This second Ludovic Travers mystery has been hailed as one of the significant Golden Age murder mysteries and I was pleased to receive a review copy from Dean Street Press. It is an incredibly mystifying novel, with a seemingly unbreakable alibi, foreign travels and some double dealing with servants and a sought after will. It has everything, with the addition of a series of letters addressed to newspapers announcing a murder. Unlike Christie’s announced murder, there is a scarcity of detail for detectives both amateur and professional to go on when trying to be on the scene. Reassuringly women and children are to be excluded, but it adds to the detail of a complex but satisfying puzzle.

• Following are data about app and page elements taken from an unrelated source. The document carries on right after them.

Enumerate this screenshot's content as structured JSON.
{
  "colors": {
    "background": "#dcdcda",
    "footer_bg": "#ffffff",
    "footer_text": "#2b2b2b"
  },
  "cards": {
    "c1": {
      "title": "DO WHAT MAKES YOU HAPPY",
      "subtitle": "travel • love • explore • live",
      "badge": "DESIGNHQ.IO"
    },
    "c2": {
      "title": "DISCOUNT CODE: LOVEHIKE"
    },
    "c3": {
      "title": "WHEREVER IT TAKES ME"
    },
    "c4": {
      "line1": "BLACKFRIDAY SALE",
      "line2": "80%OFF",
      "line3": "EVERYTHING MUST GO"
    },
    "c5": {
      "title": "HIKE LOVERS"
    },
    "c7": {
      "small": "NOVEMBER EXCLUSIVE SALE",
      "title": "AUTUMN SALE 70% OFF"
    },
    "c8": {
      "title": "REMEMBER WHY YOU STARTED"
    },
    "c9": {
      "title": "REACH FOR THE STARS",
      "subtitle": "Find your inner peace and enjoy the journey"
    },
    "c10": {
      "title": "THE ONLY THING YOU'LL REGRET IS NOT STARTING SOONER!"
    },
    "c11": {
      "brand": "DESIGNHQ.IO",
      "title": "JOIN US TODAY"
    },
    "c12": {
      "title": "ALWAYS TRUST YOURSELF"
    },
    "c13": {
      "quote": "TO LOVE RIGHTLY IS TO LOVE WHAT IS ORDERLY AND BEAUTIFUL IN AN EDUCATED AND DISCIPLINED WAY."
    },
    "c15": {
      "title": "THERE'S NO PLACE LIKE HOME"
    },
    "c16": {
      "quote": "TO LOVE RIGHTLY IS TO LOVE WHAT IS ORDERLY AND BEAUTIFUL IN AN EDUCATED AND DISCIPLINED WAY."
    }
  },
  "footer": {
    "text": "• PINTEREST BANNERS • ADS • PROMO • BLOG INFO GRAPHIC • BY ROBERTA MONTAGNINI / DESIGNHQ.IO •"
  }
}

The murder, when it takes place, becomes the target of investigation by Scotland Yard detectives whose reputation is formidable. A businessman brings in an ex CID officer Franklin who is to launch a private detective agency on the basis of a high profile case. Ludovic Travers trades on a little nepotism to add his lateral thinking to the mystery, together with his Bunterish manservant, Palmer. When the murder of the much disliked T.T Richleigh takes place, the scene is soon closely examined by all parties and the pursuit begins. While there is a clear motive, the alibis seem unbreakable as much rushing about must take place. Language traps are set, island hopping takes place, as tragedy is revealed. Franklin emerges a determined detective, risking life and limb in order to sort out the mystery. Travers’ contribution is small but significant as he has spotted possible connections from a seemingly irrelevant event. He is on track to become more involved in the mysteries dominating the public imagination, a progress which will take him through sixty more novels.
This is a confident novel for a second book, full of the little tricks of an established writer. A locked room and notes contributing to the solution abound, both confusing and eventually explained. The element that lifts this novel is the inclusion at the very start of two seemingly unrelated scenes, one domestic, one apparently spy related. It is only at the end when all is explained that the reader realises why they were included, and the tragic implications of their effects.
Altogether this is an enviable, assured piece of writing which has everything desirable in a murder mystery puzzle. The victim is unpopular, the crime more mechanical than tragic, the mystery is deep. Sayers called this a “workmanlike” novel, and it succeeds in being a compelling read. My one quibble is with Bush’s depiction of women as servants or perhaps objects of pity. His men are clever and inventive, questioning and intuitive, but the women do seem to just exist to further the story. Given the time of writing this is perhaps not surprising; in 1929 the fact that many popular writers were female did not mean that they featured heavily as detectives or strong characters. Bush was a talented, comprehensive writer who leaves no stone unturned in writing this, his most popular novel, not perhaps perfect but extremely entertaining.
I enjoyed reading this book, and it is definitely a classic of its type. Meanwhile I seem to be reading many books but not quite getting round to posting about them; my current M.A. is creeping up the agenda!